Where The Wild Things Are: I feel that I was perhaps the only member of my generation not excited about this movie. First, I hated the book as a child. The fact that the plot centered on a disobedient boy whose mischief is rewarded with a grand adventure did not sit well with my very rule abiding six year old self. Second, it seemed too hip for its own good. Spike Jonze, Dave Eggers, and Karen O. collaborating on a Generation X classic? With Lauren Ambrose and Paul Dano providing the voices? Would any second grader even want to see it? But it was outstanding. One of the most honest representations I’ve ever seen of what it’s like to be a kid, especially the maddening and terrifying lack of control. I don’t think I’ll be able to watch it again soon. But I’m glad I saw it.

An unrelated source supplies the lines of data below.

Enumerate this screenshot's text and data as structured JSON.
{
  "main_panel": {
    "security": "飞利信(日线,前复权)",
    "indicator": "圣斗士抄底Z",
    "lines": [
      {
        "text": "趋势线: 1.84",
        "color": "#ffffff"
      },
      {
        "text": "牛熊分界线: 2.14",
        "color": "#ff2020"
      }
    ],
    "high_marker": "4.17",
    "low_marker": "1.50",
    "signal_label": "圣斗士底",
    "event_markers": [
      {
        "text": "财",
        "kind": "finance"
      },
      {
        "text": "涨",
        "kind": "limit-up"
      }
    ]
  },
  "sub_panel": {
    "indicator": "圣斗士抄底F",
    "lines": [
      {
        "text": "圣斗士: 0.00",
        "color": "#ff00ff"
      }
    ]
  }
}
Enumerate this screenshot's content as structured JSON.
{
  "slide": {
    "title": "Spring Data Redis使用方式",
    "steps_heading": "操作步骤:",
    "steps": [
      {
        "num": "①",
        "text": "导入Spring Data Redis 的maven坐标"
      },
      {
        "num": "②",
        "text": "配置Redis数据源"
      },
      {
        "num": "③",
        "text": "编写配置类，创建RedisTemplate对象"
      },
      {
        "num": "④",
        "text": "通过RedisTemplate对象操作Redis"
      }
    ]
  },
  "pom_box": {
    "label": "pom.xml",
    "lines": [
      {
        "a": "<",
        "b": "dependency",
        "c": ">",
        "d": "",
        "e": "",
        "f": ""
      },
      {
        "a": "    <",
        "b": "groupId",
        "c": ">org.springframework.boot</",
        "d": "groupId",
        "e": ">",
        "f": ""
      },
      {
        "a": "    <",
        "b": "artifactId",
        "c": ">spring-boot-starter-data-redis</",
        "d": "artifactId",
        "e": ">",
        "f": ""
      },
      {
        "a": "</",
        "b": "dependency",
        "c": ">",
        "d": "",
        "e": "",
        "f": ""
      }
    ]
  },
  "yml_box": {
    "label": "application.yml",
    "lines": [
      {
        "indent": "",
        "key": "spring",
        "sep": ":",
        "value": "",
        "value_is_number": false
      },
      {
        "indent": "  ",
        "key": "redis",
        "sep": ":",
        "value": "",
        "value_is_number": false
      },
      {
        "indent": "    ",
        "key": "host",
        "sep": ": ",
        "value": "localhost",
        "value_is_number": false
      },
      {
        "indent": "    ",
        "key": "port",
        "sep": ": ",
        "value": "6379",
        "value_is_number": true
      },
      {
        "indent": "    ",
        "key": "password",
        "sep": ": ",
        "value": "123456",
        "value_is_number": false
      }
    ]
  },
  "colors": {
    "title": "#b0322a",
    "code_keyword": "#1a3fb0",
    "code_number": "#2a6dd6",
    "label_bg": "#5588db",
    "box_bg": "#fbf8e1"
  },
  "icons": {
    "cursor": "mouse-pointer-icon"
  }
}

Up In The Air: It appears that Jason Reitman can do no wrong. “Thank You For Smoking” and “Juno” were excellent, but “Up In The Air” is in a league all by itself. It manages to be both timely and classic, addressing the current American struggle with unemployment and the constant American struggle with individualism. And it’s convicting as anything. I mean, I’ve changed behavior in the past week based on conviction from seeing this movie.
The Informant!: Matt Damon is getting a lot of supporting actor buzz for his role in “Invictus”, but I hope that the Academy awards him for his super work in Steven Soderbergh’s dark comedy. And if Melanie Lynskey doesn’t get a nod for her performance in this film, maybe she can snag one for “Up In The Air” or “Away We Go.” Where hasn’t she been great? Anyway, the movie is hilarious, a little disturbing and makes you think. And Marvin Hamlisch’s score is perfect.
Honorable Mention: "Star Trek", "An Education", "It Might Get Loud", "The Soloist", "The Brothers Bloom", and "Anvil! The Story Of Anvil."
So those are my ten. What are your picks for Best Picture of the Year?